Featured statistic: 35%

Date 20 February 2008

Of all bonds issued by Dutch special purpose vehicles (SPVs) only 35% changed hands during 2007. Whether transactions in a bond took place in a certain month, is shown by the availability of a quotation for that bond in that month. During 2007, prices were quoted for only 696 of the 2,004 SPV bonds in at least one month.

Chart Numbers of SPV bonds traded during a particular month in 2007
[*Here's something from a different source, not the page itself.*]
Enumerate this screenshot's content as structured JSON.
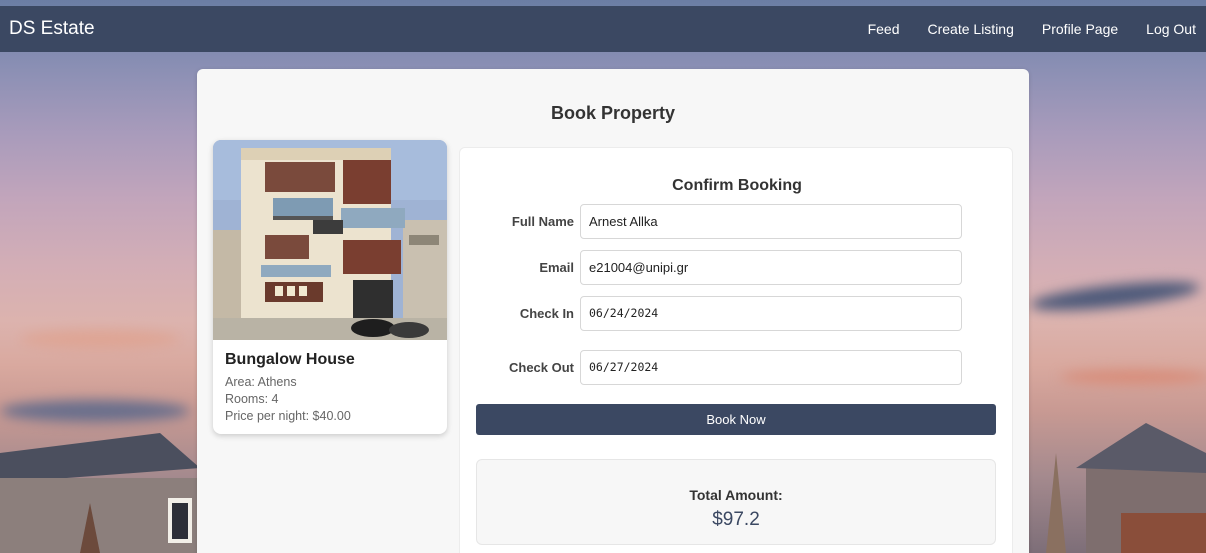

SPVs are legal entities created, in many cases, by banks for the 'securitisation' of certain financial assets (such as mortgage loans or corporate loans). In a securitisation, the original lender transfers its ownership rights to a set of loans to the dedicated SPV. In order to finance the transfer, the SPV issues several bonds, known as 'tranches', decreasing in size and increasing in credit risk. By removing the financial assets from its balance sheet, the bank can put the capital it held to comply with solvability requirements, to other uses. The lack of quotations is generally explained from the fact that the originating banks often bought back the SPV bonds and included them in their own portfolios. The bonds may then be used, for instance, as collateral for credit raised from the European System of Central Banks.
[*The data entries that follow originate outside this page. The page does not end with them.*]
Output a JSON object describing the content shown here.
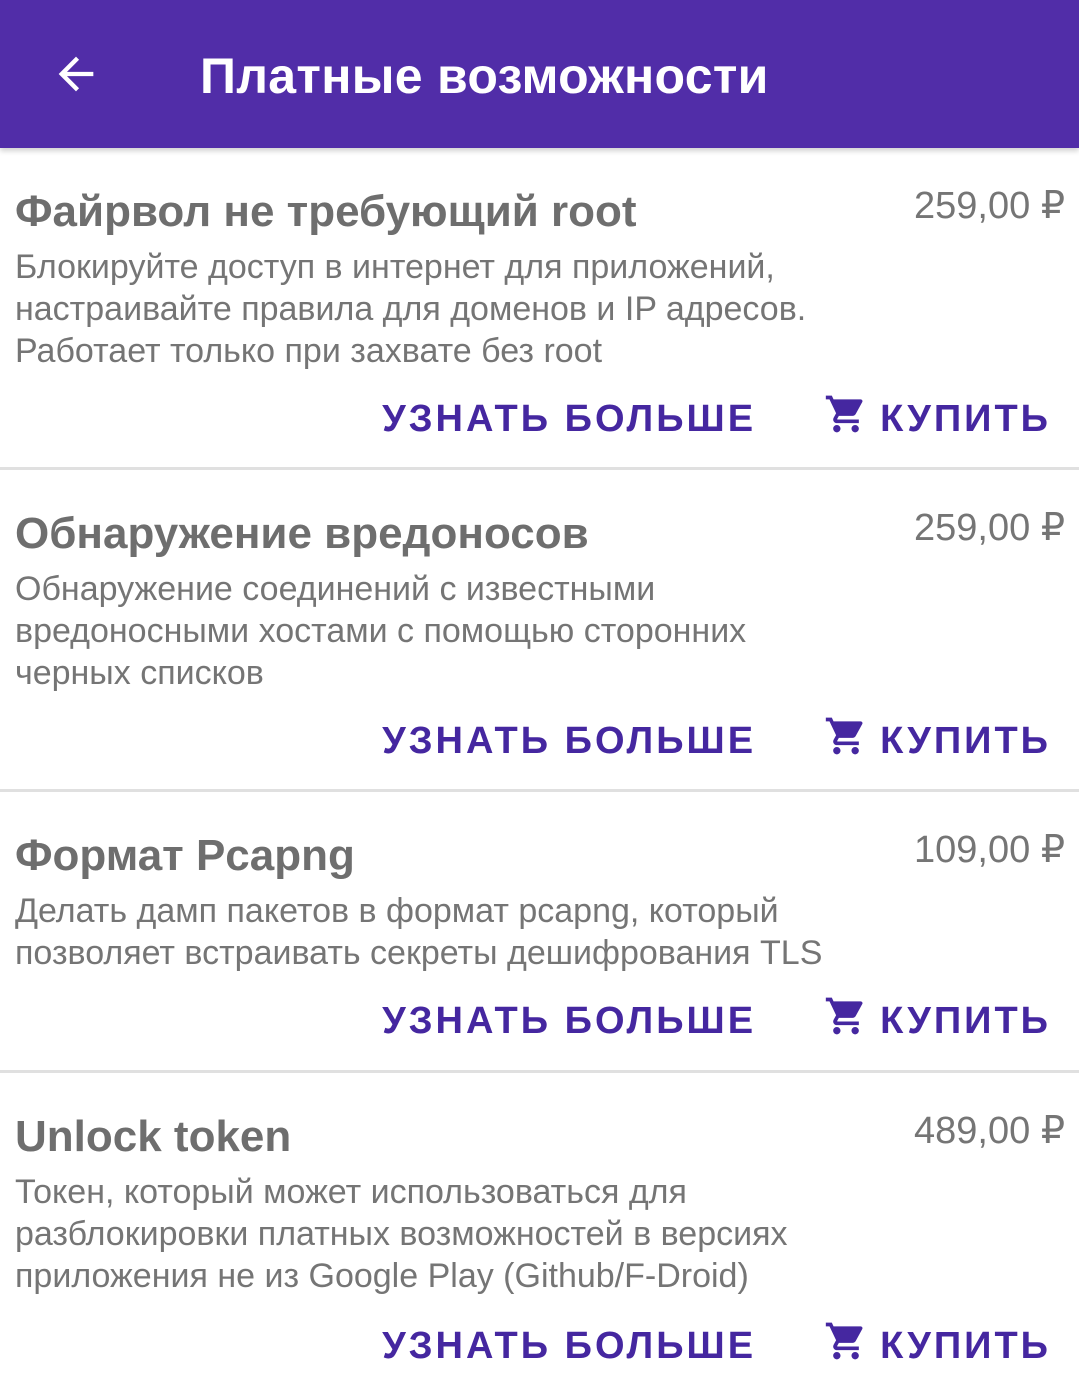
{
  "appbar": {
    "title": "Платные возможности",
    "back_icon": "arrow-back-icon",
    "background": "#512da8"
  },
  "accent_color": "#4527a0",
  "items": [
    {
      "title": "Файрвол не требующий root",
      "price": "259,00 ₽",
      "description_lines": [
        "Блокируйте доступ в интернет для приложений,",
        "настраивайте правила для доменов и IP адресов.",
        "Работает только при захвате без root"
      ],
      "more_label": "УЗНАТЬ БОЛЬШЕ",
      "buy_label": "КУПИТЬ",
      "buy_icon": "cart-icon"
    },
    {
      "title": "Обнаружение вредоносов",
      "price": "259,00 ₽",
      "description_lines": [
        "Обнаружение соединений с известными",
        "вредоносными хостами с помощью сторонних",
        "черных списков"
      ],
      "more_label": "УЗНАТЬ БОЛЬШЕ",
      "buy_label": "КУПИТЬ",
      "buy_icon": "cart-icon"
    },
    {
      "title": "Формат Pcapng",
      "price": "109,00 ₽",
      "description_lines": [
        "Делать дамп пакетов в формат pcapng, который",
        "позволяет встраивать секреты дешифрования TLS"
      ],
      "more_label": "УЗНАТЬ БОЛЬШЕ",
      "buy_label": "КУПИТЬ",
      "buy_icon": "cart-icon"
    },
    {
      "title": "Unlock token",
      "price": "489,00 ₽",
      "description_lines": [
        "Токен, который может использоваться для",
        "разблокировки платных возможностей в версиях",
        "приложения не из Google Play (Github/F-Droid)"
      ],
      "more_label": "УЗНАТЬ БОЛЬШЕ",
      "buy_label": "КУПИТЬ",
      "buy_icon": "cart-icon"
    }
  ]
}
Considered by amounts outstanding rather than numbers, the percentage of quoted SPV bonds rises to 71%. This is because the largest tranches of bond issues (i.e. EUR 50 million or over), with the lowest credit risk, were traded more frequently than the smaller tranches. Most trades took place in the month of October, soon after the start of the turmoil on the financial markets. In that month, 372 of these bonds changed hands at least once. In the preceding months, the number hardly exceeded 150. November and December, finally, were unusually calm. The month of October also deviated strongly from the surrounding months in that many smaller tranches were traded then.